▶ **Excerpted data**:
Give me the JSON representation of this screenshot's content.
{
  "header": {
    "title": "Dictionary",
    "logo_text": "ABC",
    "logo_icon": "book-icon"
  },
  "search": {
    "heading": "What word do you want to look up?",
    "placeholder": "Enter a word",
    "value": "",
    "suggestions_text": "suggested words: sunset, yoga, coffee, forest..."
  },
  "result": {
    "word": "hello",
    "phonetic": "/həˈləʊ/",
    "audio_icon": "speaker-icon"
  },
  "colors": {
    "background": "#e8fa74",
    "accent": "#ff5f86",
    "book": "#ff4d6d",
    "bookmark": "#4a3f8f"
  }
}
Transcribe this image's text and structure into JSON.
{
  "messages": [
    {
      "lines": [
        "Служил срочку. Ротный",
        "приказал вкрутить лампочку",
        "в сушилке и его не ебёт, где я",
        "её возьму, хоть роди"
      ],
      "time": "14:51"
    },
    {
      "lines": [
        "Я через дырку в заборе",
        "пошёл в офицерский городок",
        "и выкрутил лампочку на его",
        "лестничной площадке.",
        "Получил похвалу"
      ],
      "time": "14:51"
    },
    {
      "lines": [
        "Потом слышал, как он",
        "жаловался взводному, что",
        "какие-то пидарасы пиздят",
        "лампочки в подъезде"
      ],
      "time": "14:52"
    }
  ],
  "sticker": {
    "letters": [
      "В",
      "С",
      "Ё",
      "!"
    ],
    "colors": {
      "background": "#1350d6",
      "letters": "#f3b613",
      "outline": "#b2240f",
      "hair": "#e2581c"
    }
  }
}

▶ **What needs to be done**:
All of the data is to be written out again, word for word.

▶ **Result for this exercise**:
Give me the JSON representation of this screenshot's content.
{
  "header": {
    "title": "Dictionary",
    "logo_text": "ABC",
    "logo_icon": "book-icon"
  },
  "search": {
    "heading": "What word do you want to look up?",
    "placeholder": "Enter a word",
    "value": "",
    "suggestions_text": "suggested words: sunset, yoga, coffee, forest..."
  },
  "result": {
    "word": "hello",
    "phonetic": "/həˈləʊ/",
    "audio_icon": "speaker-icon"
  },
  "colors": {
    "background": "#e8fa74",
    "accent": "#ff5f86",
    "book": "#ff4d6d",
    "bookmark": "#4a3f8f"
  }
}
Transcribe this image's text and structure into JSON.
{
  "messages": [
    {
      "lines": [
        "Служил срочку. Ротный",
        "приказал вкрутить лампочку",
        "в сушилке и его не ебёт, где я",
        "её возьму, хоть роди"
      ],
      "time": "14:51"
    },
    {
      "lines": [
        "Я через дырку в заборе",
        "пошёл в офицерский городок",
        "и выкрутил лампочку на его",
        "лестничной площадке.",
        "Получил похвалу"
      ],
      "time": "14:51"
    },
    {
      "lines": [
        "Потом слышал, как он",
        "жаловался взводному, что",
        "какие-то пидарасы пиздят",
        "лампочки в подъезде"
      ],
      "time": "14:52"
    }
  ],
  "sticker": {
    "letters": [
      "В",
      "С",
      "Ё",
      "!"
    ],
    "colors": {
      "background": "#1350d6",
      "letters": "#f3b613",
      "outline": "#b2240f",
      "hair": "#e2581c"
    }
  }
}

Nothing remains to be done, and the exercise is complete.